_Your assignment_
Show all lines from the material that carry the word "this".
━━━━━━━━━━━━━━━━━━━━━━━━━━━━━━
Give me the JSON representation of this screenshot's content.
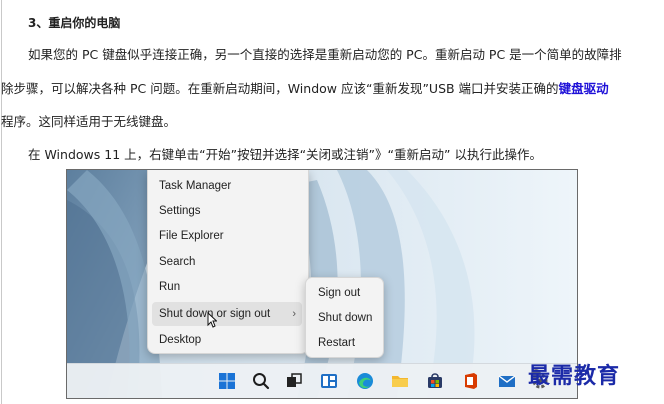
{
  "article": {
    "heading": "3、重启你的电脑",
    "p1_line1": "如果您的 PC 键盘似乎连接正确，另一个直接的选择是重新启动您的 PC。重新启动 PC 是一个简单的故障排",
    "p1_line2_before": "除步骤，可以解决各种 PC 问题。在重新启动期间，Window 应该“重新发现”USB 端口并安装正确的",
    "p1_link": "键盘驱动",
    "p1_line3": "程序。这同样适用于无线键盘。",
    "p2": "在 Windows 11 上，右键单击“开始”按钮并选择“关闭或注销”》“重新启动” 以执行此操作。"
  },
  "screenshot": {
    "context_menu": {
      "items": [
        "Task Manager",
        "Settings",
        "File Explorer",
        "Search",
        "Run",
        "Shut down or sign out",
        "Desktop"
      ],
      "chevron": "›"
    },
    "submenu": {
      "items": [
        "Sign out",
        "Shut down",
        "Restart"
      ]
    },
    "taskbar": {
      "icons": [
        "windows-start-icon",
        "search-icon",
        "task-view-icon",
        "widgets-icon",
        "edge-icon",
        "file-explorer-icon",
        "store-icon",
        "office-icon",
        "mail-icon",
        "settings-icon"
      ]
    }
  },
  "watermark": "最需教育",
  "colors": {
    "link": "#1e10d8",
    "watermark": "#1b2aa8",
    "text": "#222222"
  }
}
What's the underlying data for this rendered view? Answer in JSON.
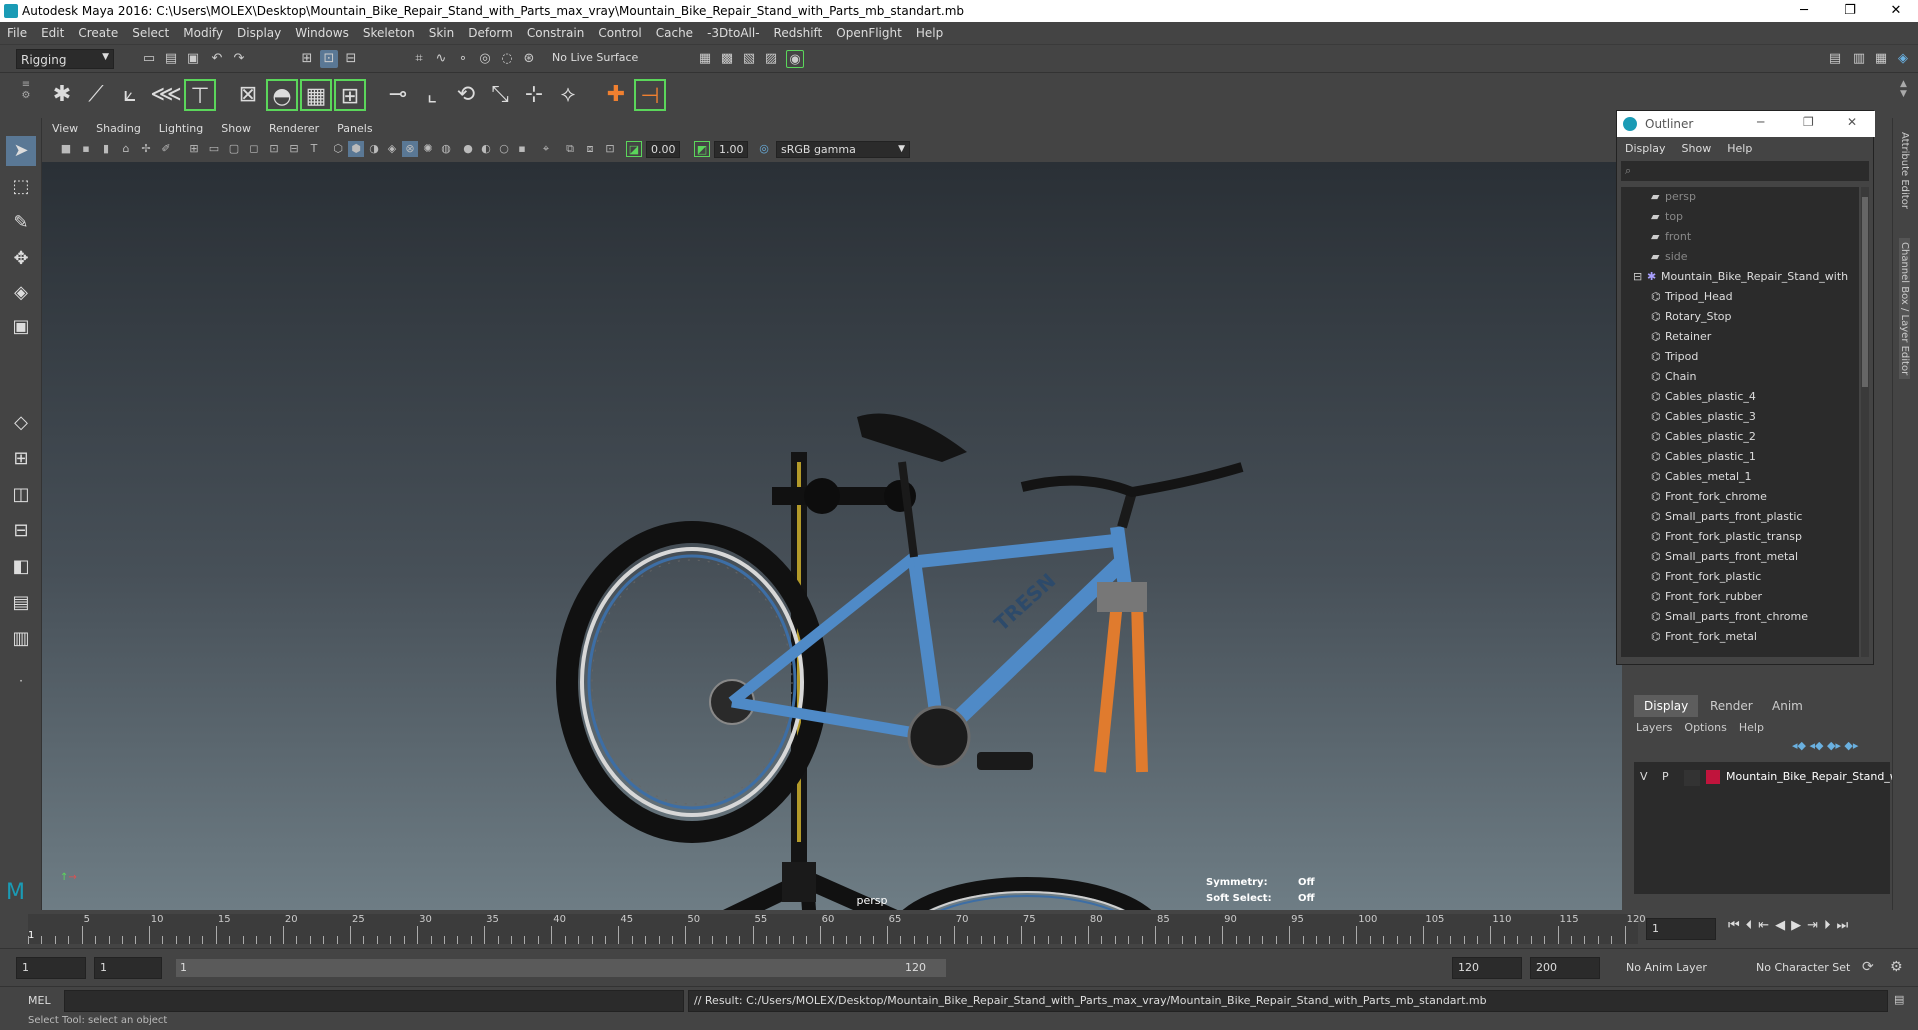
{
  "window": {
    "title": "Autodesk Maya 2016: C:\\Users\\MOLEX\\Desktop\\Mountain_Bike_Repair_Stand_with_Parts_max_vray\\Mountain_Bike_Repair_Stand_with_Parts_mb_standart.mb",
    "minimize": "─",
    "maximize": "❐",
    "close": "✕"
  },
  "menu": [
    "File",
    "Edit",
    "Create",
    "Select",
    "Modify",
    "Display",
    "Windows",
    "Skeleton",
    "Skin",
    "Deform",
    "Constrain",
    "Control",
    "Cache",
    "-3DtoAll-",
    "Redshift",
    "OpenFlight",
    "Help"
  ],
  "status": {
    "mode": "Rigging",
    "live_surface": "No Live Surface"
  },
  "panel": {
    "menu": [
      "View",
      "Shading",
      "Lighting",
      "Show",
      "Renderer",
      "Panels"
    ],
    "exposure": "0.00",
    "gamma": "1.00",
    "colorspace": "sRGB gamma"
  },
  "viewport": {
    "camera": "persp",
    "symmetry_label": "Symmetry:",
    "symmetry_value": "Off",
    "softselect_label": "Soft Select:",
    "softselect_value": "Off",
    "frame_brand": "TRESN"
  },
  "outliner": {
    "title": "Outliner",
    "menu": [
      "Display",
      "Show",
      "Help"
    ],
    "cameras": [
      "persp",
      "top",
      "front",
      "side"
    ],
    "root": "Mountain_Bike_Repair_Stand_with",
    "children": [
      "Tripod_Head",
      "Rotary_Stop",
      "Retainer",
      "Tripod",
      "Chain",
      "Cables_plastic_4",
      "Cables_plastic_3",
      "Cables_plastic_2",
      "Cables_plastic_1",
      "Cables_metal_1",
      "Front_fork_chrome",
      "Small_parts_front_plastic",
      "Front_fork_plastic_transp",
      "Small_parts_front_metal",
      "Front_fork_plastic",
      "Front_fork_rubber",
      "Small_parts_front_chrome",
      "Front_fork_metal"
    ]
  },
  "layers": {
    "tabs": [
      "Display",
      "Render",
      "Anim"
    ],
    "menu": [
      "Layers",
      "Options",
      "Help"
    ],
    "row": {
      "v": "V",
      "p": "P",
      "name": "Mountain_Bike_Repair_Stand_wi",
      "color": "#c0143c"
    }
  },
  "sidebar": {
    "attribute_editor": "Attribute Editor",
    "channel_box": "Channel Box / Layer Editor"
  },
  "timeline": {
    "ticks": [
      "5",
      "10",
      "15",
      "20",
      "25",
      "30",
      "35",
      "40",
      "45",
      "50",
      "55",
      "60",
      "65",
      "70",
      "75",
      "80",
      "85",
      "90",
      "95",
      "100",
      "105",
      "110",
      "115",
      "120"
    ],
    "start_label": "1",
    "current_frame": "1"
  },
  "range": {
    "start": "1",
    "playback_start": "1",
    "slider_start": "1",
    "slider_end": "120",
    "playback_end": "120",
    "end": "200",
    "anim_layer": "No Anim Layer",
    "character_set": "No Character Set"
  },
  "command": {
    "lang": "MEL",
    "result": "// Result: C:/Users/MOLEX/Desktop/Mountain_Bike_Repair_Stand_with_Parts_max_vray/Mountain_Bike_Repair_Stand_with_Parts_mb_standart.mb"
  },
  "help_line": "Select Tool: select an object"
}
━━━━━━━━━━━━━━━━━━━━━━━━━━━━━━
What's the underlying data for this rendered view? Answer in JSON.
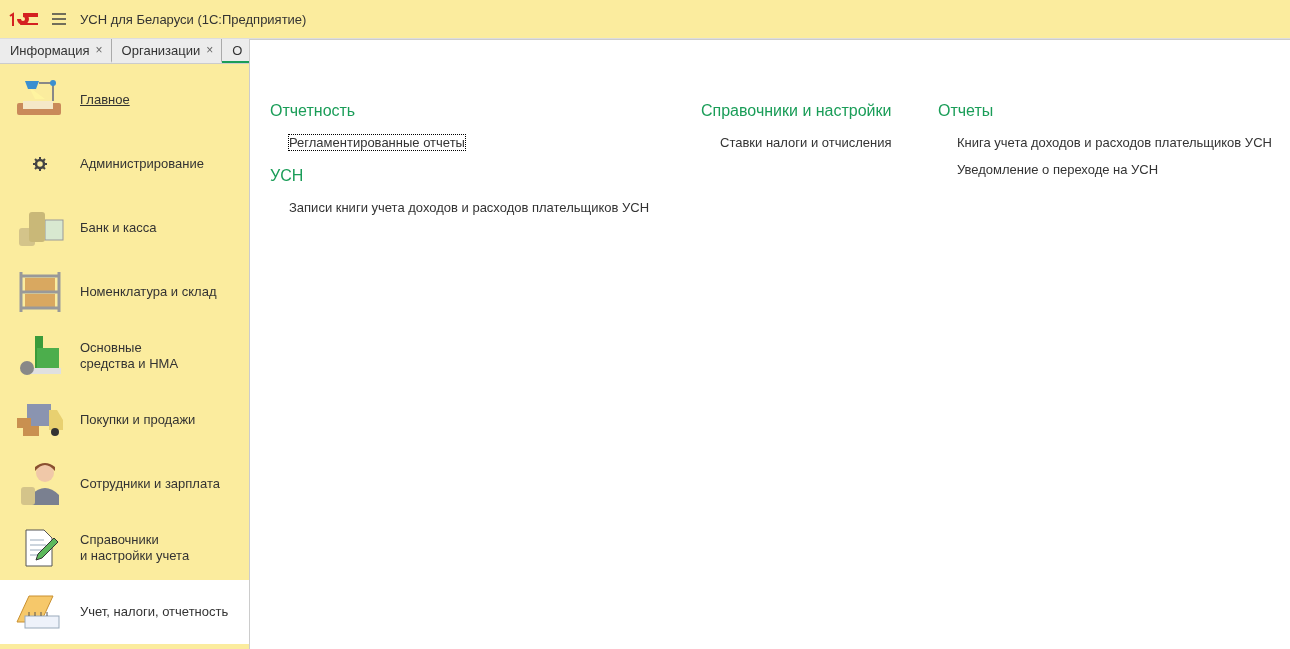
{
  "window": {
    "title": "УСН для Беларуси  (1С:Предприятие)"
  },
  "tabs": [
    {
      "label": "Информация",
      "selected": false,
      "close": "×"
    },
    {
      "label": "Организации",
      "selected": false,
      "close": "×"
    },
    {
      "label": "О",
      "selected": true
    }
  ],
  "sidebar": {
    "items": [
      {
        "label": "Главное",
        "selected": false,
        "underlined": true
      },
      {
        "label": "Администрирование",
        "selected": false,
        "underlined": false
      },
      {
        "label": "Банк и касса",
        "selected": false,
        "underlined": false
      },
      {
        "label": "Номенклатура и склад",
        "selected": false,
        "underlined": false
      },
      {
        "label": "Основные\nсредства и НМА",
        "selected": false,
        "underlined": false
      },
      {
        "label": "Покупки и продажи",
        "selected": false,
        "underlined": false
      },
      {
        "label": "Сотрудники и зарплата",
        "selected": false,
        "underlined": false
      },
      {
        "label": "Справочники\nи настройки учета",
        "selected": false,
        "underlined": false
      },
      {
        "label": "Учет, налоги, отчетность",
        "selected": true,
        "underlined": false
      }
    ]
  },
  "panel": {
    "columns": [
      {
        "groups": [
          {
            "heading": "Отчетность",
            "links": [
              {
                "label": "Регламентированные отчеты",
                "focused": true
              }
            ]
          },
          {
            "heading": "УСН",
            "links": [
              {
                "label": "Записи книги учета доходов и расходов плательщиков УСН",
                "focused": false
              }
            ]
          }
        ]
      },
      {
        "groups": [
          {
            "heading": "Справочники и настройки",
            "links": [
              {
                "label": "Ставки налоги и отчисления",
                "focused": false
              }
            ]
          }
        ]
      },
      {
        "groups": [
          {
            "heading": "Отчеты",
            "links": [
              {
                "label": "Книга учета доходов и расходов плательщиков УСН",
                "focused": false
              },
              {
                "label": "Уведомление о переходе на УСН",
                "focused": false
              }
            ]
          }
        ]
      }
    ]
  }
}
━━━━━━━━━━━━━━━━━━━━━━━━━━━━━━
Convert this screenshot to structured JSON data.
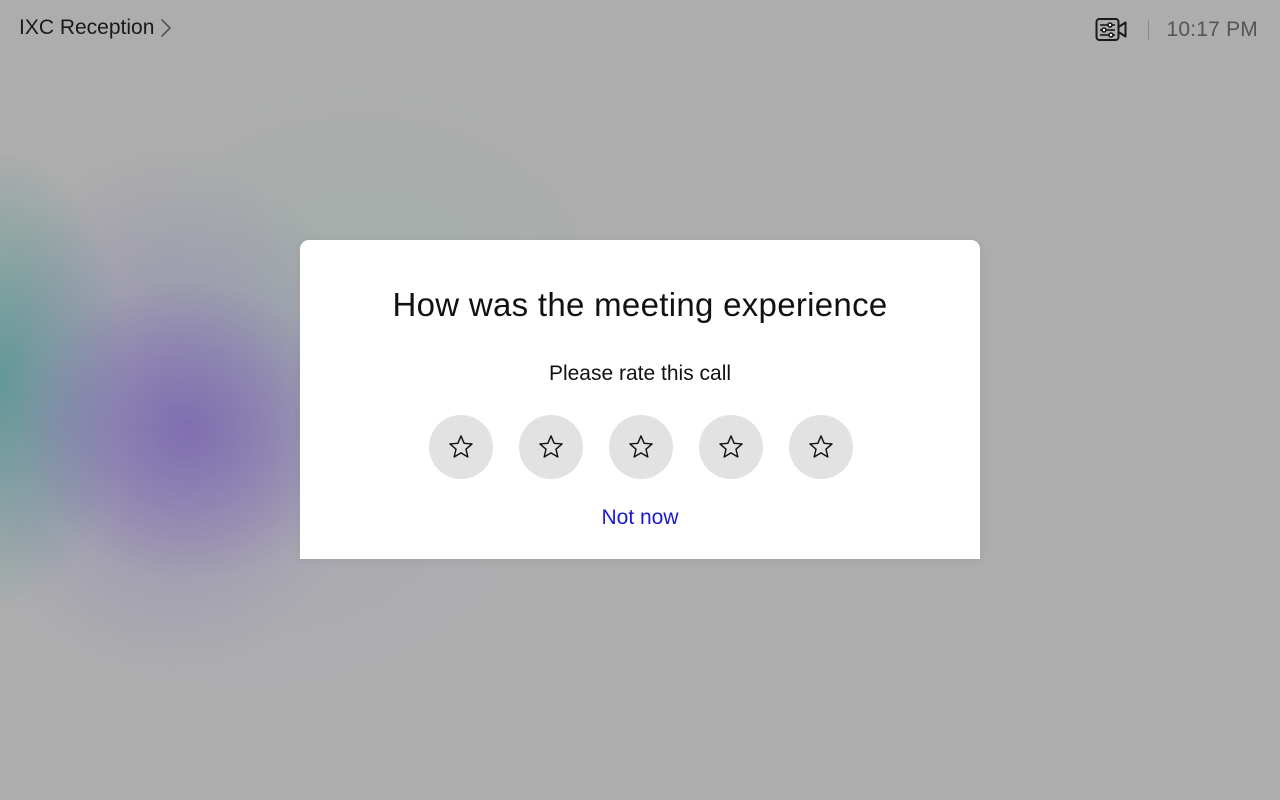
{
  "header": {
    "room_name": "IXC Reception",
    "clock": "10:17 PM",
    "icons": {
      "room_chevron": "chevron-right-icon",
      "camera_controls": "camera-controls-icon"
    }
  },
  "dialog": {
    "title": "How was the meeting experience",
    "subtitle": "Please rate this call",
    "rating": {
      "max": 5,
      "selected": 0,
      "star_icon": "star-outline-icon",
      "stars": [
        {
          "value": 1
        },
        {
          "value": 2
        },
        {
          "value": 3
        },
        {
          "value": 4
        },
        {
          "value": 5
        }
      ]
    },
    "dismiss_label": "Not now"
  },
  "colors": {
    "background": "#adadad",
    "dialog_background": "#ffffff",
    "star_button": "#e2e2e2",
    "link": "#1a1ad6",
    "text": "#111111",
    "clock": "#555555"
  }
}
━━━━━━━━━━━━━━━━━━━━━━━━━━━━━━
_Output_
Give me the JSON representation of this screenshot's content.
What's the underlying data for this rendered view? Answer in JSON.
What's the underlying data for this rendered view? Answer in JSON.
Convert this screenshot to structured JSON data.
    "subtitle": "Please rate this call",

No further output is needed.